"He's a versatile guy who can play all three positions and he plays on special teams," said Gruden. "No matter what anybody tells me, that third, fourth, fifth receiver, that third, fourth, fifth back has to play on special teams, and that goes for the backup linebackers also."
Clark, who spent the first six weeks of the season on the practice squad, was sent back to that crew early in the bye week to make room for re-signed safety Donte Nicholson. However, wide receiver Maurice Stovall landed on injured reserve at the beginning of this week due to his hamstring ailment and the Bucs quickly called Clark back into service.
In the previous three games, Clark contributed one catch for 12 yards, one kickoff return for 22 yards and two tackles on special teams. The Bucs are comfortable with the second-year receiver in all of those roles because they witnessed his versatility in scouting him with the Denver Broncos in 2006 and 2007, his first two years in the league. In 10 games with the Broncos during that time, Clark caught four passes for 23 yards, averaged 22.4 yards on 26 kickoff returns and added a pair of special teams tackles.
When Denver let Clark go in the middle of the '07 season, the Bucs scooped up the Tampa native for their practice squad and then later signed him to the active roster in time for the season finale and their one postseason contest. In his first game as a Buccaneer, Clark made three tackles on special teams.

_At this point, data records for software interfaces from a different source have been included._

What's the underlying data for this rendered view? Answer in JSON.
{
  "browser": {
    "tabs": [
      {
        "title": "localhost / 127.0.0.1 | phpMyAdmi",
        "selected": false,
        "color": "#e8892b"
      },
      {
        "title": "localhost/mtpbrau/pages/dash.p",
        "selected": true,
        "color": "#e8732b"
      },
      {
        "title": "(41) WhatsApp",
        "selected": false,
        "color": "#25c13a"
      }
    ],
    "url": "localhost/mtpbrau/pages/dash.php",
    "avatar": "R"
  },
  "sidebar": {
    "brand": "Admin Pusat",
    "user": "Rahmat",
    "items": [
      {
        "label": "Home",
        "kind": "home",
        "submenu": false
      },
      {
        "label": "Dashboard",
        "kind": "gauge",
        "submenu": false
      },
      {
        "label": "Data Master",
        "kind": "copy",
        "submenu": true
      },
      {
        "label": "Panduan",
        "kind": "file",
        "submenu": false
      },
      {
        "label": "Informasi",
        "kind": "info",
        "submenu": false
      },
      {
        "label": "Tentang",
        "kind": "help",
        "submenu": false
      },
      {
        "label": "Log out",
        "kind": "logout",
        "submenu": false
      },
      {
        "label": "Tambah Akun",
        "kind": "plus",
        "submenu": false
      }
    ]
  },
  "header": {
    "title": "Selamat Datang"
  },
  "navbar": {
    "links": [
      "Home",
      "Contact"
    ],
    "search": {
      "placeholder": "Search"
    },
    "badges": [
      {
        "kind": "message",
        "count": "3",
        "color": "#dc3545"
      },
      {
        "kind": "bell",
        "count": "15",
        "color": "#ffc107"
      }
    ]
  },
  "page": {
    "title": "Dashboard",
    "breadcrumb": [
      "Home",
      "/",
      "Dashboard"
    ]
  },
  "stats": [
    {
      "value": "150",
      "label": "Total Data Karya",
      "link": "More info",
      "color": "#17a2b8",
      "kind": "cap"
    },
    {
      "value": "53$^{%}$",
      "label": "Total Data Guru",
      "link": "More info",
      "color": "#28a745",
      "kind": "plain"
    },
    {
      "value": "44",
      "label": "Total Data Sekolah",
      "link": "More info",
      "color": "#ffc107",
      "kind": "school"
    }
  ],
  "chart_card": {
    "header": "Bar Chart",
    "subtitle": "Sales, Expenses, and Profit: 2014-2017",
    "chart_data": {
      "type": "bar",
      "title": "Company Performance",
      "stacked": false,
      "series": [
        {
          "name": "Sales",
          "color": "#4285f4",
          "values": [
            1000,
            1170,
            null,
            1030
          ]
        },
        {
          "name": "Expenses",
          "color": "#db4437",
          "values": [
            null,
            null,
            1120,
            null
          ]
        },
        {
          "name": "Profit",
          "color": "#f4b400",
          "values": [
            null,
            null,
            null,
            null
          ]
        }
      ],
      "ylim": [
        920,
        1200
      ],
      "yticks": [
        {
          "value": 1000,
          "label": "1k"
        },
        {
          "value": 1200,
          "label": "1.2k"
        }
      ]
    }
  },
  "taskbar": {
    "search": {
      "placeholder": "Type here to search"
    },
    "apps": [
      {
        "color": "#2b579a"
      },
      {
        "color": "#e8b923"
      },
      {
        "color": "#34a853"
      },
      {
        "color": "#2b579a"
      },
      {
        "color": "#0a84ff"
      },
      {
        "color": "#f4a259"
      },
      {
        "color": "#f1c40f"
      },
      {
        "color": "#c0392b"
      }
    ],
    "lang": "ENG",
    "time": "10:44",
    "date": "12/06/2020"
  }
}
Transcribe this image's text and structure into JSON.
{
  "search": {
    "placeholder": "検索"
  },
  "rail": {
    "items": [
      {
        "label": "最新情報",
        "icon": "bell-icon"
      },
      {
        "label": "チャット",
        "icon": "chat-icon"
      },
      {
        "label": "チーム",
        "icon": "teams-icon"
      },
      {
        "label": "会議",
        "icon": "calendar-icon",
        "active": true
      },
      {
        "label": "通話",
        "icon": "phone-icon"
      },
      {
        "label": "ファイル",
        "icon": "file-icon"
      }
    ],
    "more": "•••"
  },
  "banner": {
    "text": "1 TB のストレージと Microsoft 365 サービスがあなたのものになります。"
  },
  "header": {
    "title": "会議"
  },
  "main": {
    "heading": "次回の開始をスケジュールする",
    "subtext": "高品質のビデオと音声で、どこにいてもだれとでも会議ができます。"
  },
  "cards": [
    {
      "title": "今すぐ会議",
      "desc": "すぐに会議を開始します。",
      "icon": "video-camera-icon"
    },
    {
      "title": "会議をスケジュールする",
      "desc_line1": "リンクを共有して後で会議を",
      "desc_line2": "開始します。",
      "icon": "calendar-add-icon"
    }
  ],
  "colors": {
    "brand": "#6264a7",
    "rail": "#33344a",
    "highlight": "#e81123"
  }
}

Stovall's injury is a disappointment for the team, of course, but the presence of Clark makes it easier to swallow.
"If we've accomplished anything here, we've been fair to every player that we've had," said Gruden. "We've pretty much coached every guy on the roster with the intent that they're going to make it and eventually become a starter. Earnest Graham, Donald Penn…you go back to Shelton Quarles and Ryan Nece…a lot of guys have come in and played. [Clark] is another guy that's been scratching the surface for a little over a year with us, and he's earned the right."